Academics divided over junta giving up power
A month after the takeover, there are fears the military is in no rush to go
Tuesday's announcement that the military may be in power for an additional five months beyond its one year promise mimics a pattern of previous coup regimes - to not let go of power.
That was the conclusion from a number of academics and professionals who spoke to The Nation on developments in the first month since the coup.
They said the admission was the latest in a series of broken promises that began with a pledge to institute civilian rule - only to find a retired general put in charge.
Then there was the vow to step aside - which never happened as the Council for National Security still retains the ultimate authority.
Now, their promise to draft the new constitution within eight months and allow Thais to go to poll next October is looking shaky.
"[Worst of all] is the military's clear intent to hold on to martial law," said Chulalongkorn University's renowned historian Suthachai Yimprasert.
"It shows the generals want to maintain their tight grip of power. Martial law is a licence for security forces to violate people's basic rights. This is not a government interested in returning democracy to the country."
Law professor Worachet Phakeerut from Thammasat University said it was hard to know where to begin when discussing false promises made by the coup regime.

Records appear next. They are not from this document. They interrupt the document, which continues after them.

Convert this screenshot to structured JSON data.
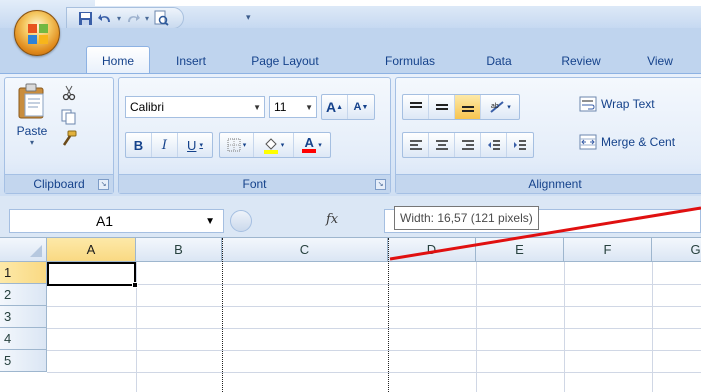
{
  "quick_access": {
    "more_label": "▾"
  },
  "tabs": [
    {
      "label": "Home",
      "active": true
    },
    {
      "label": "Insert",
      "active": false
    },
    {
      "label": "Page Layout",
      "active": false
    },
    {
      "label": "Formulas",
      "active": false
    },
    {
      "label": "Data",
      "active": false
    },
    {
      "label": "Review",
      "active": false
    },
    {
      "label": "View",
      "active": false
    }
  ],
  "clipboard": {
    "paste_label": "Paste",
    "group_label": "Clipboard",
    "launcher": "↘"
  },
  "font": {
    "family": "Calibri",
    "size": "11",
    "grow_label": "A",
    "shrink_label": "A",
    "bold_label": "B",
    "italic_label": "I",
    "underline_label": "U",
    "font_color_label": "A",
    "group_label": "Font",
    "launcher": "↘"
  },
  "alignment": {
    "wrap_text_label": "Wrap Text",
    "merge_label": "Merge & Cent",
    "group_label": "Alignment"
  },
  "formula_bar": {
    "name_box": "A1",
    "fx_label": "fx",
    "value": ""
  },
  "tooltip": {
    "text": "Width: 16,57 (121 pixels)"
  },
  "grid": {
    "columns": [
      "A",
      "B",
      "C",
      "D",
      "E",
      "F",
      "G"
    ],
    "rows": [
      "1",
      "2",
      "3",
      "4",
      "5"
    ],
    "selected_column": "A",
    "selected_row": "1"
  },
  "colors": {
    "accent_red": "#e01010",
    "font_color_bar": "#ff0000",
    "fill_color_bar": "#ffff00",
    "selected_header": "#f9d983"
  }
}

"I smell more of the ugly faces of authoritarianism in months to come," he said. "Some are neatly hidden in those laws and orders [issued by the coup group]. I will lay it all out in an essay I plan to release soon."
Former senator Jon Ungphakorn, like some of his liberal colleagues, last month "confessed" his support for the coup and took the coup-makers at their word that government would transfer swiftly back to democracy.
But three weeks down the track, he now says he's very disappointed with the coup, and will be joining a march this Monday to Democracy Monument and Government House that will call for the military to give power back to the people.
"The constitution drafting process left me with little faith that we will have our democracy back," Jon said. "Also, what's the point of loosening the martial law to allow people to discuss certain topics in public. This is ridiculous. Even Thaksin's supporters should be allowed to speak. It is dangerous to suppress people's freedom of expression. What will happen if they reach their boiling point?"
But Chaiyan Chaiyaporn, of Chulalongkorn University, said people should not take the interim government's shifting language, time-frames and structure as any indication that their overall commitment for democracy has changed.
"The learning curve for them is very steep, and [we] must allow them to alter course as need be to get us to where we need to go. I think the public will continue to be patient and accept such changes for the benefit of the country," the political scientist said.
But Suthachai argued that history did not favour Chaiyan's views. "This is exactly how things have played out in the past. People are quite forgiving, then all hell brakes loose. So far this regime is not showing us to be doing anything but replicating such a scenario."